Task to carry out. Would you count the lines in the material below that include the string "SHSC"? Only the number is needed.
* * *
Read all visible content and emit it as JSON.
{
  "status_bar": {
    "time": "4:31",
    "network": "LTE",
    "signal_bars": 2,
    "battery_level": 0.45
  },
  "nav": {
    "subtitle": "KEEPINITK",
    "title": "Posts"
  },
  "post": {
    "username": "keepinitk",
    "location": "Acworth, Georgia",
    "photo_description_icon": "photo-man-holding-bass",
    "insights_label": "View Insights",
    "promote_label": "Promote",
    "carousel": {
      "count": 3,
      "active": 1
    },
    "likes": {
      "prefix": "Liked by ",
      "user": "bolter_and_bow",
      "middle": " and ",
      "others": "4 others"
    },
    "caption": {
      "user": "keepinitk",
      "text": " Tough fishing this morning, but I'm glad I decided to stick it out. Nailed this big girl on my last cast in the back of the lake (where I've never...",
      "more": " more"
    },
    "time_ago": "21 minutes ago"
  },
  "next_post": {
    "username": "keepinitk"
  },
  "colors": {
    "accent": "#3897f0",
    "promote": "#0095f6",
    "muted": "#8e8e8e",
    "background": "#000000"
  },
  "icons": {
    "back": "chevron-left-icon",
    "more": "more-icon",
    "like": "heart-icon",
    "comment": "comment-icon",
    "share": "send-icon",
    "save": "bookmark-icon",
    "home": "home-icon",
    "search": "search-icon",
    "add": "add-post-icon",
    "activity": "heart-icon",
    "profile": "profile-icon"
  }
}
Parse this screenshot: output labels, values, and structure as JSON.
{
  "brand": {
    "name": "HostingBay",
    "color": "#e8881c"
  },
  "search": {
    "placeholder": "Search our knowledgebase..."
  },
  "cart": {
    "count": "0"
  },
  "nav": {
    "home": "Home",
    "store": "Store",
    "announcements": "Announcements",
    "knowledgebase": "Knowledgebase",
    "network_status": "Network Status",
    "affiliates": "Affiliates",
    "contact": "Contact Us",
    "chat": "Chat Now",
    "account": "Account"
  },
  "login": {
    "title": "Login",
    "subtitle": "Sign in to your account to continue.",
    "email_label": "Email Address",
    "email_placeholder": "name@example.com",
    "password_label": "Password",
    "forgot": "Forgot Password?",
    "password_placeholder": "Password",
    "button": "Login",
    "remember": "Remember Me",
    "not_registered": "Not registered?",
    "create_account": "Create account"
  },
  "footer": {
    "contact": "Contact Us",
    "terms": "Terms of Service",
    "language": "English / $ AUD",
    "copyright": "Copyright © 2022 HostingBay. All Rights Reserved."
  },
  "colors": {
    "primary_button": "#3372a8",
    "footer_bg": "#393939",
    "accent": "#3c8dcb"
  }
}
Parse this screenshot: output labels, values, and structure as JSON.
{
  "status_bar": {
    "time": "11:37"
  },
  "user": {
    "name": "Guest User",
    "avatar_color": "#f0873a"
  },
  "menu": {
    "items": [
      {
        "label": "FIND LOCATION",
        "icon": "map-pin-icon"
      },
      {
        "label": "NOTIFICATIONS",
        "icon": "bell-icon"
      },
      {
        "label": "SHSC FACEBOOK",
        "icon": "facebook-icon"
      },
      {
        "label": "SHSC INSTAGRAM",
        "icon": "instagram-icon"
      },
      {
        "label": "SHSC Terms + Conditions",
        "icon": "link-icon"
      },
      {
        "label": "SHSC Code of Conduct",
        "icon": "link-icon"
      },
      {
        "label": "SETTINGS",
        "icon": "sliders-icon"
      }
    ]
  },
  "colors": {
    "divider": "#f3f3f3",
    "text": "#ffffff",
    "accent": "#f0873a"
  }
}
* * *
Exercise result. 4